*Dataset records*:

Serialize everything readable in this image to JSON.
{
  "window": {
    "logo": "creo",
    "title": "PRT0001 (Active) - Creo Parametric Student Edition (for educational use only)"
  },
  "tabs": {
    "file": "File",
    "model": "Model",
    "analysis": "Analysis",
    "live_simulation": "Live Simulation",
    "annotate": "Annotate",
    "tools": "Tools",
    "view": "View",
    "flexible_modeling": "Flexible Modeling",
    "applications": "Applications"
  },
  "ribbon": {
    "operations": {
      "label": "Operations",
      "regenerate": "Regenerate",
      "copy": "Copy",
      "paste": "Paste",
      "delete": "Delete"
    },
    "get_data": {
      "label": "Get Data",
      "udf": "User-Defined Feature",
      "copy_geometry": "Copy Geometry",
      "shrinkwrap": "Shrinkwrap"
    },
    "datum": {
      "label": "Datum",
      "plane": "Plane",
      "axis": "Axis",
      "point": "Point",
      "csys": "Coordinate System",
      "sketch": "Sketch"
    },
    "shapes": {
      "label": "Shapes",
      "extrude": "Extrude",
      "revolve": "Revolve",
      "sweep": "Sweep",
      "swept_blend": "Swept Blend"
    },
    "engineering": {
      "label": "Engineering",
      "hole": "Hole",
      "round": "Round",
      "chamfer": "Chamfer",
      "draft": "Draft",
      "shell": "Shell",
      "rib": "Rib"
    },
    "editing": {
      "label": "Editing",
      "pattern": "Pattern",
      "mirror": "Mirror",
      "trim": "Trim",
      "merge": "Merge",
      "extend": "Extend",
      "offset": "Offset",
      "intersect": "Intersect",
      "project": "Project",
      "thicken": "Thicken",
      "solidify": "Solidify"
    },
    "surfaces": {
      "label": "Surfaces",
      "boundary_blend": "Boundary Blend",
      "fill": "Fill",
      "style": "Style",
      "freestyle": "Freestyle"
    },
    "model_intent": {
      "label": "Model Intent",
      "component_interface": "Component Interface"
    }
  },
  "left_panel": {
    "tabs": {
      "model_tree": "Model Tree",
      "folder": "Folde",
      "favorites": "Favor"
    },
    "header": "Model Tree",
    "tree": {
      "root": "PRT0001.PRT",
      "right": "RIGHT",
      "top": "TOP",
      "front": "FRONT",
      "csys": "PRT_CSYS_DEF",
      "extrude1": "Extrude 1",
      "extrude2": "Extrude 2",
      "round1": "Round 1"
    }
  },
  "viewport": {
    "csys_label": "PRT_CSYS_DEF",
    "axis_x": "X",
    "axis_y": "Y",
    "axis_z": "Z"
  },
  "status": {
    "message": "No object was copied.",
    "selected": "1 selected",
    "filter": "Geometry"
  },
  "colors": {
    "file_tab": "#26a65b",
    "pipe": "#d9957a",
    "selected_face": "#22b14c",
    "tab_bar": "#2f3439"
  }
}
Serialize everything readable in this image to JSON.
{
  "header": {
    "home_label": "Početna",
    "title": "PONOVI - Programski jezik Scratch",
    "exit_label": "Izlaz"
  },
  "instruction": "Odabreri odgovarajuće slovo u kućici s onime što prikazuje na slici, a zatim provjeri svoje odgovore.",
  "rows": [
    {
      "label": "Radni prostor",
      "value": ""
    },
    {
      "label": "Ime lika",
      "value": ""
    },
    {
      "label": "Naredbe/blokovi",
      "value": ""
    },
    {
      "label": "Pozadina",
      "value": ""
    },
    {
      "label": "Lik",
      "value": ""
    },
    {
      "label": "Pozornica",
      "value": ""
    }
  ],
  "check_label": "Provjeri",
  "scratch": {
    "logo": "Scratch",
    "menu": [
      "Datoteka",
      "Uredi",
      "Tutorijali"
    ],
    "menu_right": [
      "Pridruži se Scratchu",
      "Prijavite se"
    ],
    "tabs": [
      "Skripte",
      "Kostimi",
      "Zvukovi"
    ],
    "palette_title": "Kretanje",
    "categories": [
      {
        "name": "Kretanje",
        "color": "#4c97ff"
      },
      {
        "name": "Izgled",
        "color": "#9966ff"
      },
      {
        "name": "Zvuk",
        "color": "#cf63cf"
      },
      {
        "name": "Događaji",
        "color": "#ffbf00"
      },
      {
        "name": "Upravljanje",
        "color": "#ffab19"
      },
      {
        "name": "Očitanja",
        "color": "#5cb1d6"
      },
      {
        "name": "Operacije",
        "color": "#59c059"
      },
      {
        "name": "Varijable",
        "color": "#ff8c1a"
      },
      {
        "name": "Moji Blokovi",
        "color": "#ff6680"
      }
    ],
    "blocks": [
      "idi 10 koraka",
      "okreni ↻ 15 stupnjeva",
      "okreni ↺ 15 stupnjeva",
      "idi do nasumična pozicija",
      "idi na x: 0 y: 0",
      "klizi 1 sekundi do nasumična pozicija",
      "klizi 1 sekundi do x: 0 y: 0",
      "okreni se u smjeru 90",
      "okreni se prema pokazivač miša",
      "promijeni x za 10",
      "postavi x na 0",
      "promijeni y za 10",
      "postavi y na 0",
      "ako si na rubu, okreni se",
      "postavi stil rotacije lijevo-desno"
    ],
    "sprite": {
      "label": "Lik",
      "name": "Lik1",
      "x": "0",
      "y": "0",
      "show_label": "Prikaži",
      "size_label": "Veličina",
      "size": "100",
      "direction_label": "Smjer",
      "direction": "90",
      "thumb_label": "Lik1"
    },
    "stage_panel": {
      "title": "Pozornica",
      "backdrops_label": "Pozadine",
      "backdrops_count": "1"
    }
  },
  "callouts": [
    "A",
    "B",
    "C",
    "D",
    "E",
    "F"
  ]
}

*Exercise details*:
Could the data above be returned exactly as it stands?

*Your response*:
Serialize everything readable in this image to JSON.
{
  "window": {
    "logo": "creo",
    "title": "PRT0001 (Active) - Creo Parametric Student Edition (for educational use only)"
  },
  "tabs": {
    "file": "File",
    "model": "Model",
    "analysis": "Analysis",
    "live_simulation": "Live Simulation",
    "annotate": "Annotate",
    "tools": "Tools",
    "view": "View",
    "flexible_modeling": "Flexible Modeling",
    "applications": "Applications"
  },
  "ribbon": {
    "operations": {
      "label": "Operations",
      "regenerate": "Regenerate",
      "copy": "Copy",
      "paste": "Paste",
      "delete": "Delete"
    },
    "get_data": {
      "label": "Get Data",
      "udf": "User-Defined Feature",
      "copy_geometry": "Copy Geometry",
      "shrinkwrap": "Shrinkwrap"
    },
    "datum": {
      "label": "Datum",
      "plane": "Plane",
      "axis": "Axis",
      "point": "Point",
      "csys": "Coordinate System",
      "sketch": "Sketch"
    },
    "shapes": {
      "label": "Shapes",
      "extrude": "Extrude",
      "revolve": "Revolve",
      "sweep": "Sweep",
      "swept_blend": "Swept Blend"
    },
    "engineering": {
      "label": "Engineering",
      "hole": "Hole",
      "round": "Round",
      "chamfer": "Chamfer",
      "draft": "Draft",
      "shell": "Shell",
      "rib": "Rib"
    },
    "editing": {
      "label": "Editing",
      "pattern": "Pattern",
      "mirror": "Mirror",
      "trim": "Trim",
      "merge": "Merge",
      "extend": "Extend",
      "offset": "Offset",
      "intersect": "Intersect",
      "project": "Project",
      "thicken": "Thicken",
      "solidify": "Solidify"
    },
    "surfaces": {
      "label": "Surfaces",
      "boundary_blend": "Boundary Blend",
      "fill": "Fill",
      "style": "Style",
      "freestyle": "Freestyle"
    },
    "model_intent": {
      "label": "Model Intent",
      "component_interface": "Component Interface"
    }
  },
  "left_panel": {
    "tabs": {
      "model_tree": "Model Tree",
      "folder": "Folde",
      "favorites": "Favor"
    },
    "header": "Model Tree",
    "tree": {
      "root": "PRT0001.PRT",
      "right": "RIGHT",
      "top": "TOP",
      "front": "FRONT",
      "csys": "PRT_CSYS_DEF",
      "extrude1": "Extrude 1",
      "extrude2": "Extrude 2",
      "round1": "Round 1"
    }
  },
  "viewport": {
    "csys_label": "PRT_CSYS_DEF",
    "axis_x": "X",
    "axis_y": "Y",
    "axis_z": "Z"
  },
  "status": {
    "message": "No object was copied.",
    "selected": "1 selected",
    "filter": "Geometry"
  },
  "colors": {
    "file_tab": "#26a65b",
    "pipe": "#d9957a",
    "selected_face": "#22b14c",
    "tab_bar": "#2f3439"
  }
}
Serialize everything readable in this image to JSON.
{
  "header": {
    "home_label": "Početna",
    "title": "PONOVI - Programski jezik Scratch",
    "exit_label": "Izlaz"
  },
  "instruction": "Odabreri odgovarajuće slovo u kućici s onime što prikazuje na slici, a zatim provjeri svoje odgovore.",
  "rows": [
    {
      "label": "Radni prostor",
      "value": ""
    },
    {
      "label": "Ime lika",
      "value": ""
    },
    {
      "label": "Naredbe/blokovi",
      "value": ""
    },
    {
      "label": "Pozadina",
      "value": ""
    },
    {
      "label": "Lik",
      "value": ""
    },
    {
      "label": "Pozornica",
      "value": ""
    }
  ],
  "check_label": "Provjeri",
  "scratch": {
    "logo": "Scratch",
    "menu": [
      "Datoteka",
      "Uredi",
      "Tutorijali"
    ],
    "menu_right": [
      "Pridruži se Scratchu",
      "Prijavite se"
    ],
    "tabs": [
      "Skripte",
      "Kostimi",
      "Zvukovi"
    ],
    "palette_title": "Kretanje",
    "categories": [
      {
        "name": "Kretanje",
        "color": "#4c97ff"
      },
      {
        "name": "Izgled",
        "color": "#9966ff"
      },
      {
        "name": "Zvuk",
        "color": "#cf63cf"
      },
      {
        "name": "Događaji",
        "color": "#ffbf00"
      },
      {
        "name": "Upravljanje",
        "color": "#ffab19"
      },
      {
        "name": "Očitanja",
        "color": "#5cb1d6"
      },
      {
        "name": "Operacije",
        "color": "#59c059"
      },
      {
        "name": "Varijable",
        "color": "#ff8c1a"
      },
      {
        "name": "Moji Blokovi",
        "color": "#ff6680"
      }
    ],
    "blocks": [
      "idi 10 koraka",
      "okreni ↻ 15 stupnjeva",
      "okreni ↺ 15 stupnjeva",
      "idi do nasumična pozicija",
      "idi na x: 0 y: 0",
      "klizi 1 sekundi do nasumična pozicija",
      "klizi 1 sekundi do x: 0 y: 0",
      "okreni se u smjeru 90",
      "okreni se prema pokazivač miša",
      "promijeni x za 10",
      "postavi x na 0",
      "promijeni y za 10",
      "postavi y na 0",
      "ako si na rubu, okreni se",
      "postavi stil rotacije lijevo-desno"
    ],
    "sprite": {
      "label": "Lik",
      "name": "Lik1",
      "x": "0",
      "y": "0",
      "show_label": "Prikaži",
      "size_label": "Veličina",
      "size": "100",
      "direction_label": "Smjer",
      "direction": "90",
      "thumb_label": "Lik1"
    },
    "stage_panel": {
      "title": "Pozornica",
      "backdrops_label": "Pozadine",
      "backdrops_count": "1"
    }
  },
  "callouts": [
    "A",
    "B",
    "C",
    "D",
    "E",
    "F"
  ]
}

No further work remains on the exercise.